WHAT THE TASK ASKS: The records that follow should be copied in full, exactly as they read.

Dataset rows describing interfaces
Content starts

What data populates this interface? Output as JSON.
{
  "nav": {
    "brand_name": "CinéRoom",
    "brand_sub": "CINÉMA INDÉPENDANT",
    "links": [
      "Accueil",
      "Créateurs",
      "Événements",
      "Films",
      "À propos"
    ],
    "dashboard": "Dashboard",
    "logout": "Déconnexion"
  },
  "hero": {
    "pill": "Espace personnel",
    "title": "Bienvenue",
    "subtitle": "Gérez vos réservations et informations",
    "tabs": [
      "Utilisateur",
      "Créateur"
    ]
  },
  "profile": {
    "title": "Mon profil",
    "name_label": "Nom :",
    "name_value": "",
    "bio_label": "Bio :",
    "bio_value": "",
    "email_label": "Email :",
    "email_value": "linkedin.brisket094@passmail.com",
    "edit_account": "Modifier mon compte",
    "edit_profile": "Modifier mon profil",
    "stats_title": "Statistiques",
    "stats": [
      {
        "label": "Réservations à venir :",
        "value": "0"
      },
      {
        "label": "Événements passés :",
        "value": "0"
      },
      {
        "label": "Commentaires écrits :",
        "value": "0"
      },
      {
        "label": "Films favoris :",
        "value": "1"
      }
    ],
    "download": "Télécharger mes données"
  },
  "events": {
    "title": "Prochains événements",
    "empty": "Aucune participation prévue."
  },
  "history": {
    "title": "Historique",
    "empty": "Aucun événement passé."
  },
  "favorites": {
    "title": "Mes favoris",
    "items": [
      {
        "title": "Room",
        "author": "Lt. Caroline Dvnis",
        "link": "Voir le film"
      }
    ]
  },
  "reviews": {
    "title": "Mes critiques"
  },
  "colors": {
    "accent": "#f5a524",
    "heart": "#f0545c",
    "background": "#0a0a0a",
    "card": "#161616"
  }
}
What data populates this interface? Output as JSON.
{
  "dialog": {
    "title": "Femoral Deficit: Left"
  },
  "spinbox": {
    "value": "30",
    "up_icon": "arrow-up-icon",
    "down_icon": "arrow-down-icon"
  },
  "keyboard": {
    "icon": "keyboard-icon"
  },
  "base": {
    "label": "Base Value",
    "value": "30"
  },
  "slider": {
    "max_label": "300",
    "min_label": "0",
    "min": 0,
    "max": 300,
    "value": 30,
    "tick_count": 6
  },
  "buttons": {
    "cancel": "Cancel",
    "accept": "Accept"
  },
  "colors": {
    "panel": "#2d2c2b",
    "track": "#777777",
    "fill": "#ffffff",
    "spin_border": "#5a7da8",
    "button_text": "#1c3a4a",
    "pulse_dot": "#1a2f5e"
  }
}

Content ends

RESULT:
What data populates this interface? Output as JSON.
{
  "nav": {
    "brand_name": "CinéRoom",
    "brand_sub": "CINÉMA INDÉPENDANT",
    "links": [
      "Accueil",
      "Créateurs",
      "Événements",
      "Films",
      "À propos"
    ],
    "dashboard": "Dashboard",
    "logout": "Déconnexion"
  },
  "hero": {
    "pill": "Espace personnel",
    "title": "Bienvenue",
    "subtitle": "Gérez vos réservations et informations",
    "tabs": [
      "Utilisateur",
      "Créateur"
    ]
  },
  "profile": {
    "title": "Mon profil",
    "name_label": "Nom :",
    "name_value": "",
    "bio_label": "Bio :",
    "bio_value": "",
    "email_label": "Email :",
    "email_value": "linkedin.brisket094@passmail.com",
    "edit_account": "Modifier mon compte",
    "edit_profile": "Modifier mon profil",
    "stats_title": "Statistiques",
    "stats": [
      {
        "label": "Réservations à venir :",
        "value": "0"
      },
      {
        "label": "Événements passés :",
        "value": "0"
      },
      {
        "label": "Commentaires écrits :",
        "value": "0"
      },
      {
        "label": "Films favoris :",
        "value": "1"
      }
    ],
    "download": "Télécharger mes données"
  },
  "events": {
    "title": "Prochains événements",
    "empty": "Aucune participation prévue."
  },
  "history": {
    "title": "Historique",
    "empty": "Aucun événement passé."
  },
  "favorites": {
    "title": "Mes favoris",
    "items": [
      {
        "title": "Room",
        "author": "Lt. Caroline Dvnis",
        "link": "Voir le film"
      }
    ]
  },
  "reviews": {
    "title": "Mes critiques"
  },
  "colors": {
    "accent": "#f5a524",
    "heart": "#f0545c",
    "background": "#0a0a0a",
    "card": "#161616"
  }
}
What data populates this interface? Output as JSON.
{
  "dialog": {
    "title": "Femoral Deficit: Left"
  },
  "spinbox": {
    "value": "30",
    "up_icon": "arrow-up-icon",
    "down_icon": "arrow-down-icon"
  },
  "keyboard": {
    "icon": "keyboard-icon"
  },
  "base": {
    "label": "Base Value",
    "value": "30"
  },
  "slider": {
    "max_label": "300",
    "min_label": "0",
    "min": 0,
    "max": 300,
    "value": 30,
    "tick_count": 6
  },
  "buttons": {
    "cancel": "Cancel",
    "accept": "Accept"
  },
  "colors": {
    "panel": "#2d2c2b",
    "track": "#777777",
    "fill": "#ffffff",
    "spin_border": "#5a7da8",
    "button_text": "#1c3a4a",
    "pulse_dot": "#1a2f5e"
  }
}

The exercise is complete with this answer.